**RECORDS SHOWN:**
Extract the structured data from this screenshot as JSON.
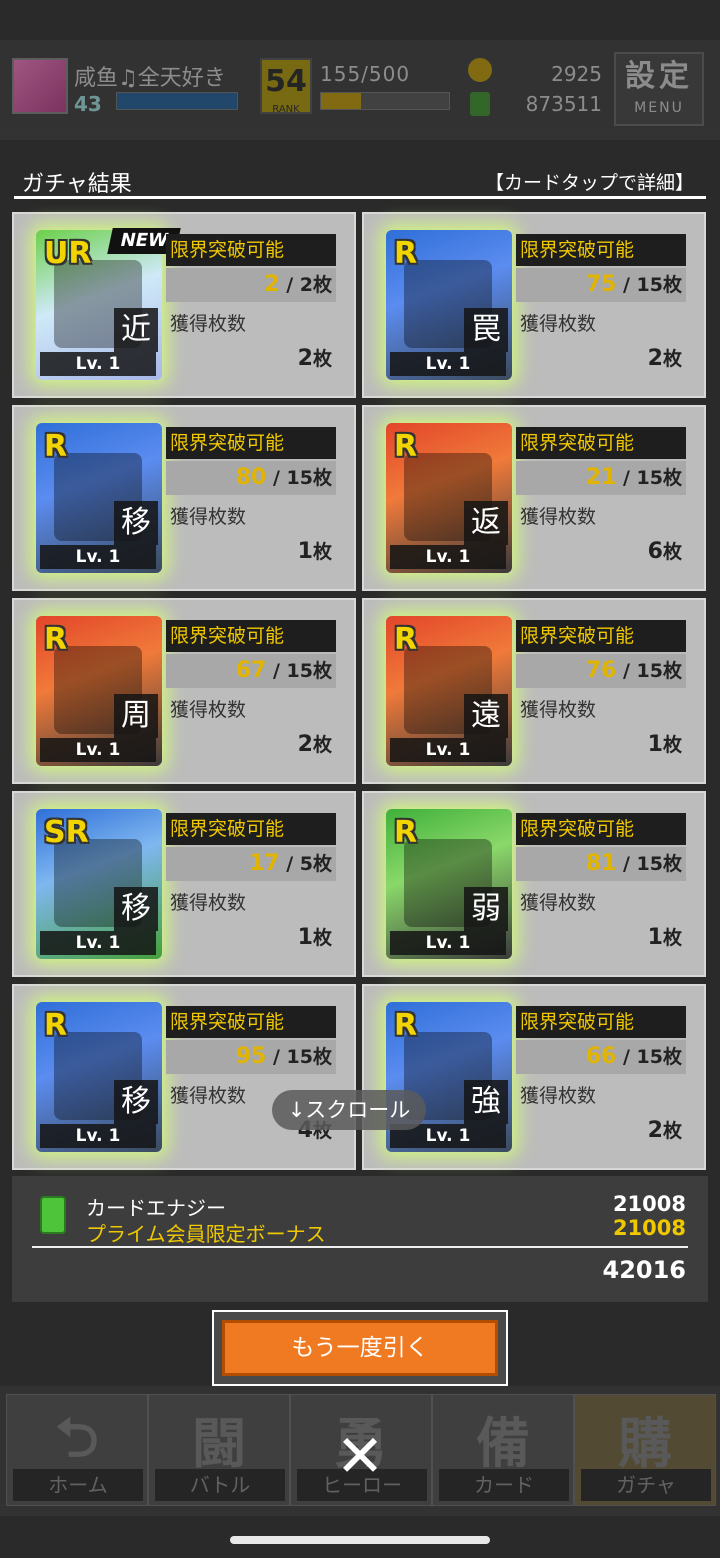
{
  "status": {
    "player_name": "咸鱼♫全天好き",
    "player_level": "43",
    "rank": "54",
    "rank_label": "RANK",
    "stamina": "155/500",
    "gold": "2925",
    "energy": "873511",
    "settings_label": "設定",
    "settings_sub": "MENU"
  },
  "result": {
    "title": "ガチャ結果",
    "hint": "【カードタップで詳細】",
    "limit_label": "限界突破可能",
    "get_label": "獲得枚数",
    "count_unit": "枚",
    "lv_label": "Lv. 1",
    "new_label": "NEW",
    "cards": [
      {
        "rarity": "UR",
        "kind": "近",
        "limit_have": "2",
        "limit_need": "2",
        "got": "2",
        "is_new": true
      },
      {
        "rarity": "R",
        "kind": "罠",
        "limit_have": "75",
        "limit_need": "15",
        "got": "2",
        "is_new": false
      },
      {
        "rarity": "R",
        "kind": "移",
        "limit_have": "80",
        "limit_need": "15",
        "got": "1",
        "is_new": false
      },
      {
        "rarity": "R",
        "kind": "返",
        "limit_have": "21",
        "limit_need": "15",
        "got": "6",
        "is_new": false
      },
      {
        "rarity": "R",
        "kind": "周",
        "limit_have": "67",
        "limit_need": "15",
        "got": "2",
        "is_new": false
      },
      {
        "rarity": "R",
        "kind": "遠",
        "limit_have": "76",
        "limit_need": "15",
        "got": "1",
        "is_new": false
      },
      {
        "rarity": "SR",
        "kind": "移",
        "limit_have": "17",
        "limit_need": "5",
        "got": "1",
        "is_new": false
      },
      {
        "rarity": "R",
        "kind": "弱",
        "limit_have": "81",
        "limit_need": "15",
        "got": "1",
        "is_new": false
      },
      {
        "rarity": "R",
        "kind": "移",
        "limit_have": "95",
        "limit_need": "15",
        "got": "4",
        "is_new": false
      },
      {
        "rarity": "R",
        "kind": "強",
        "limit_have": "66",
        "limit_need": "15",
        "got": "2",
        "is_new": false
      }
    ],
    "scroll_hint": "↓スクロール"
  },
  "summary": {
    "energy_label": "カードエナジー",
    "bonus_label": "プライム会員限定ボーナス",
    "energy_value": "21008",
    "bonus_value": "21008",
    "total": "42016"
  },
  "again_button": "もう一度引く",
  "nav": [
    {
      "glyph": "⮌",
      "label": "ホーム"
    },
    {
      "glyph": "闘",
      "label": "バトル"
    },
    {
      "glyph": "勇",
      "label": "ヒーロー"
    },
    {
      "glyph": "備",
      "label": "カード"
    },
    {
      "glyph": "購",
      "label": "ガチャ"
    }
  ],
  "close_glyph": "✕",
  "colors": {
    "accent_orange": "#f07a22",
    "highlight_yellow": "#f0c800",
    "glow": "#d6ff78"
  }
}
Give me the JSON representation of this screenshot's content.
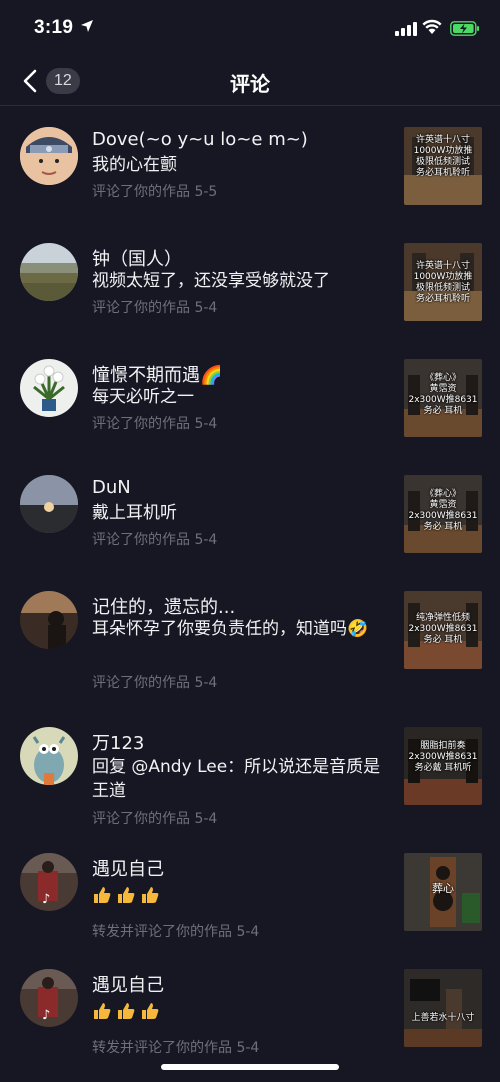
{
  "status": {
    "time": "3:19"
  },
  "nav": {
    "count": "12",
    "title": "评论"
  },
  "items": [
    {
      "username": "Dove(~o y~u lo~e m~)",
      "comment": "我的心在颤",
      "meta": "评论了你的作品  5-5",
      "thumb_text": "许英谱十八寸\n1000W功放推\n极限低频测试\n务必耳机聆听"
    },
    {
      "username": "钟（国人）",
      "comment": "视频太短了，还没享受够就没了",
      "meta": "评论了你的作品  5-4",
      "thumb_text": "许英谱十八寸\n1000W功放推\n极限低频测试\n务必耳机聆听"
    },
    {
      "username": "憧憬不期而遇🌈",
      "comment": "每天必听之一",
      "meta": "评论了你的作品  5-4",
      "thumb_text": "《葬心》\n黄霑资\n2x300W推8631\n务必  耳机"
    },
    {
      "username": "DuN",
      "comment": "戴上耳机听",
      "meta": "评论了你的作品  5-4",
      "thumb_text": "《葬心》\n黄霑资\n2x300W推8631\n务必  耳机"
    },
    {
      "username": "记住的，遗忘的...",
      "comment": "耳朵怀孕了你要负责任的，知道吗🤣",
      "meta": "评论了你的作品  5-4",
      "thumb_text": "纯净弹性低频\n2x300W推8631\n务必  耳机"
    },
    {
      "username": "万123",
      "comment": "回复 @Andy Lee：所以说还是音质是王道",
      "meta": "评论了你的作品  5-4",
      "thumb_text": "胭脂扣前奏\n2x300W推8631\n务必戴  耳机听"
    },
    {
      "username": "遇见自己",
      "comment": "",
      "meta": "转发并评论了你的作品  5-4",
      "thumb_text": "葬心"
    },
    {
      "username": "遇见自己",
      "comment": "",
      "meta": "转发并评论了你的作品  5-4",
      "thumb_text": "上善若水十八寸"
    }
  ],
  "icons": {
    "back": "chevron-left-icon",
    "location": "location-arrow-icon",
    "signal": "signal-icon",
    "wifi": "wifi-icon",
    "battery": "battery-charging-icon",
    "thumbs_up": "thumbs-up-emoji-icon"
  },
  "colors": {
    "background": "#161723",
    "meta_text": "#6e6f7a",
    "badge": "#3a3b47",
    "battery": "#4cd964"
  }
}
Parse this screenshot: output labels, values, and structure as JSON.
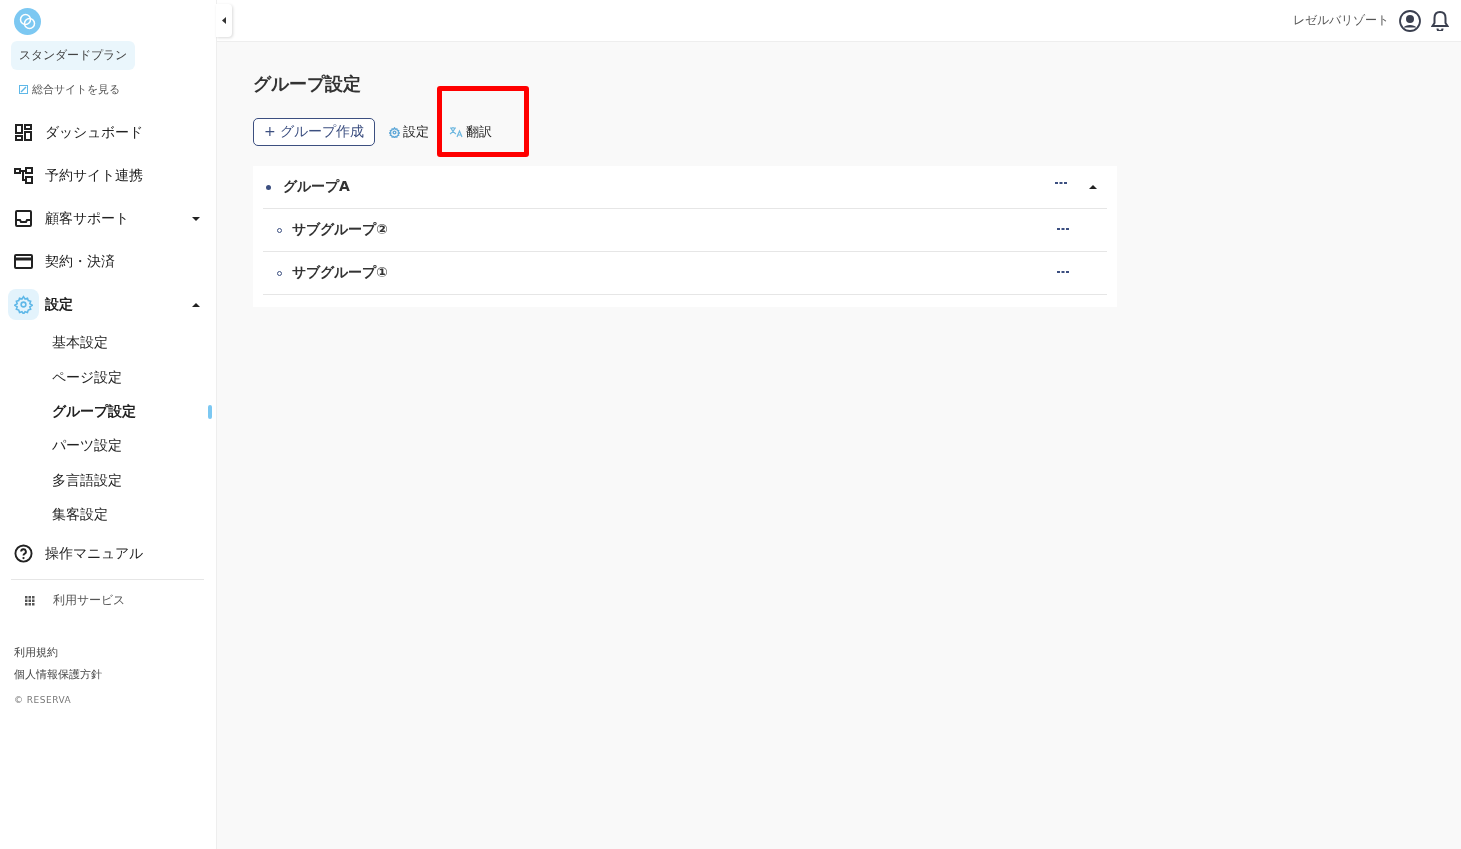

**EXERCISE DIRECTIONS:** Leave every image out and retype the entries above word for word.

**RESULT FOR THIS TASK:**
Extract the structured data from this screenshot as JSON.
{
  "status": {
    "player_name": "咸鱼♫全天好き",
    "player_level": "43",
    "rank": "54",
    "rank_label": "RANK",
    "stamina": "155/500",
    "gold": "2925",
    "energy": "873511",
    "settings_label": "設定",
    "settings_sub": "MENU"
  },
  "result": {
    "title": "ガチャ結果",
    "hint": "【カードタップで詳細】",
    "limit_label": "限界突破可能",
    "get_label": "獲得枚数",
    "count_unit": "枚",
    "lv_label": "Lv. 1",
    "new_label": "NEW",
    "cards": [
      {
        "rarity": "UR",
        "kind": "近",
        "limit_have": "2",
        "limit_need": "2",
        "got": "2",
        "is_new": true
      },
      {
        "rarity": "R",
        "kind": "罠",
        "limit_have": "75",
        "limit_need": "15",
        "got": "2",
        "is_new": false
      },
      {
        "rarity": "R",
        "kind": "移",
        "limit_have": "80",
        "limit_need": "15",
        "got": "1",
        "is_new": false
      },
      {
        "rarity": "R",
        "kind": "返",
        "limit_have": "21",
        "limit_need": "15",
        "got": "6",
        "is_new": false
      },
      {
        "rarity": "R",
        "kind": "周",
        "limit_have": "67",
        "limit_need": "15",
        "got": "2",
        "is_new": false
      },
      {
        "rarity": "R",
        "kind": "遠",
        "limit_have": "76",
        "limit_need": "15",
        "got": "1",
        "is_new": false
      },
      {
        "rarity": "SR",
        "kind": "移",
        "limit_have": "17",
        "limit_need": "5",
        "got": "1",
        "is_new": false
      },
      {
        "rarity": "R",
        "kind": "弱",
        "limit_have": "81",
        "limit_need": "15",
        "got": "1",
        "is_new": false
      },
      {
        "rarity": "R",
        "kind": "移",
        "limit_have": "95",
        "limit_need": "15",
        "got": "4",
        "is_new": false
      },
      {
        "rarity": "R",
        "kind": "強",
        "limit_have": "66",
        "limit_need": "15",
        "got": "2",
        "is_new": false
      }
    ],
    "scroll_hint": "↓スクロール"
  },
  "summary": {
    "energy_label": "カードエナジー",
    "bonus_label": "プライム会員限定ボーナス",
    "energy_value": "21008",
    "bonus_value": "21008",
    "total": "42016"
  },
  "again_button": "もう一度引く",
  "nav": [
    {
      "glyph": "⮌",
      "label": "ホーム"
    },
    {
      "glyph": "闘",
      "label": "バトル"
    },
    {
      "glyph": "勇",
      "label": "ヒーロー"
    },
    {
      "glyph": "備",
      "label": "カード"
    },
    {
      "glyph": "購",
      "label": "ガチャ"
    }
  ],
  "close_glyph": "✕",
  "colors": {
    "accent_orange": "#f07a22",
    "highlight_yellow": "#f0c800",
    "glow": "#d6ff78"
  }
}
Give me the JSON representation of this screenshot's content.
{
  "status": {
    "time": "3:19"
  },
  "nav": {
    "count": "12",
    "title": "评论"
  },
  "items": [
    {
      "username": "Dove(~o y~u lo~e m~)",
      "comment": "我的心在颤",
      "meta": "评论了你的作品  5-5",
      "thumb_text": "许英谱十八寸\n1000W功放推\n极限低频测试\n务必耳机聆听"
    },
    {
      "username": "钟（国人）",
      "comment": "视频太短了，还没享受够就没了",
      "meta": "评论了你的作品  5-4",
      "thumb_text": "许英谱十八寸\n1000W功放推\n极限低频测试\n务必耳机聆听"
    },
    {
      "username": "憧憬不期而遇🌈",
      "comment": "每天必听之一",
      "meta": "评论了你的作品  5-4",
      "thumb_text": "《葬心》\n黄霑资\n2x300W推8631\n务必  耳机"
    },
    {
      "username": "DuN",
      "comment": "戴上耳机听",
      "meta": "评论了你的作品  5-4",
      "thumb_text": "《葬心》\n黄霑资\n2x300W推8631\n务必  耳机"
    },
    {
      "username": "记住的，遗忘的...",
      "comment": "耳朵怀孕了你要负责任的，知道吗🤣",
      "meta": "评论了你的作品  5-4",
      "thumb_text": "纯净弹性低频\n2x300W推8631\n务必  耳机"
    },
    {
      "username": "万123",
      "comment": "回复 @Andy Lee：所以说还是音质是王道",
      "meta": "评论了你的作品  5-4",
      "thumb_text": "胭脂扣前奏\n2x300W推8631\n务必戴  耳机听"
    },
    {
      "username": "遇见自己",
      "comment": "",
      "meta": "转发并评论了你的作品  5-4",
      "thumb_text": "葬心"
    },
    {
      "username": "遇见自己",
      "comment": "",
      "meta": "转发并评论了你的作品  5-4",
      "thumb_text": "上善若水十八寸"
    }
  ],
  "icons": {
    "back": "chevron-left-icon",
    "location": "location-arrow-icon",
    "signal": "signal-icon",
    "wifi": "wifi-icon",
    "battery": "battery-charging-icon",
    "thumbs_up": "thumbs-up-emoji-icon"
  },
  "colors": {
    "background": "#161723",
    "meta_text": "#6e6f7a",
    "badge": "#3a3b47",
    "battery": "#4cd964"
  }
}
Parse this screenshot: output labels, values, and structure as JSON.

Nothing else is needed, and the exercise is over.